…but I think they fall into four broad categories:
The majority simply stop showing up, without explanation or warning. I’ve sometimes sent an e-mail when it’s an author or regular commenter who has vanished without any indication of dissatisfaction or discomfort. Sometimes, it just turns out that busyness of one kind or another has taken over, sometimes only temporarily. Sometimes, for whatever unstated reason, the person who has lost the habit just never picks it up again.
Others are polite enough to state clear reasons, either in an e-mail or within the blog, in a way that gives others a chance to address misunderstandings or at least to say good-bye, good luck, no hard feelings…
A few force their own banning by disruptive behavior. We’ve had one or two of them.
A few, however, feel the need to “storm out,” typically while making some charge or claim, taking some Parthian shot, whose answer they are unwilling to consider, or to be known to have absorbed. Their exits usually come at the end of discussions in which they have been presented with facts or arguments that they, for whatever reason, would prefer not to confront. The phony pretext erases and replaces the actual cause of discomfort, the unfair rebuke exposing us in a moment to the kind of insensitivity or even hostility that the one who rebukes must feel we – and especially whichever one of us he happens to single out (not always me) – have shown to him over extended periods.
I imagine miguel or Sully or Howard or JEM or Peter or Zoltan returning, perhaps briefly or against their will, to see the reaction, if any, or telling himself (none of the women has checked out in this way, hurling accusations) that if we really valued his contribution we would chase after him, like the beloved in the imagination of the unrequited lover after the ultimatum. I think we’ve probably all been there in one way or another, both in the real world and the virtual one, but they obviously have no interest in whatever sympathy we might have offered them, just as their behavior tends to justify our failure to offer more of it – or to pursue them.
Cuz at some level they’re right.
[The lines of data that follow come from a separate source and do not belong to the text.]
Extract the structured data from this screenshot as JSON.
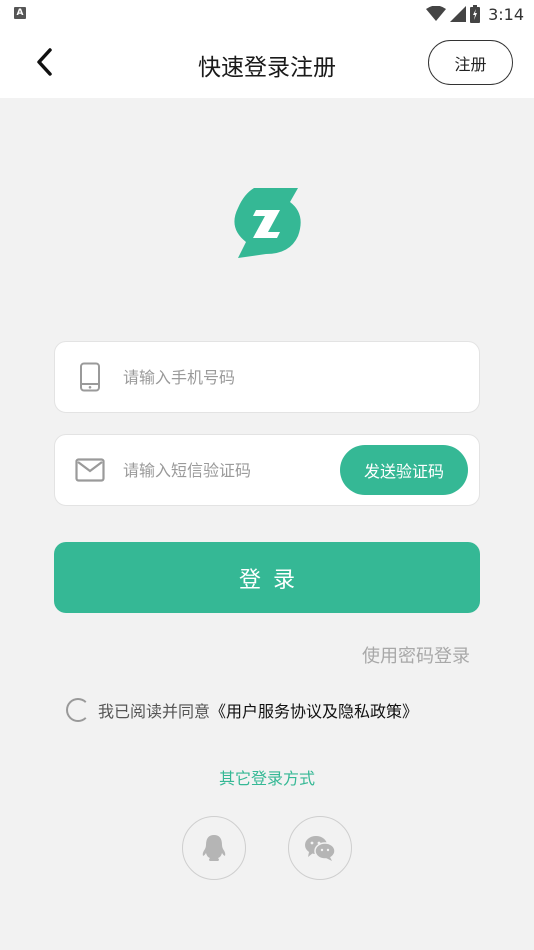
{
  "status_bar": {
    "notification_letter": "A",
    "time": "3:14",
    "icons": [
      "wifi-icon",
      "signal-icon",
      "battery-icon"
    ]
  },
  "header": {
    "back_icon": "chevron-left-icon",
    "title": "快速登录注册",
    "register_label": "注册"
  },
  "logo": {
    "icon": "app-logo-icon",
    "color": "#35b895"
  },
  "form": {
    "phone": {
      "icon": "phone-icon",
      "placeholder": "请输入手机号码",
      "value": ""
    },
    "code": {
      "icon": "mail-icon",
      "placeholder": "请输入短信验证码",
      "value": "",
      "send_label": "发送验证码"
    },
    "login_label": "登录",
    "password_login_label": "使用密码登录"
  },
  "agreement": {
    "checked": false,
    "prefix": "我已阅读并同意",
    "link_text": "《用户服务协议及隐私政策》"
  },
  "other_login": {
    "title": "其它登录方式",
    "options": [
      {
        "icon": "qq-icon"
      },
      {
        "icon": "wechat-icon"
      }
    ]
  },
  "colors": {
    "accent": "#35b895",
    "background": "#f2f2f2"
  }
}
We’re not in love, and that part about being friends was mostly just “being nice.”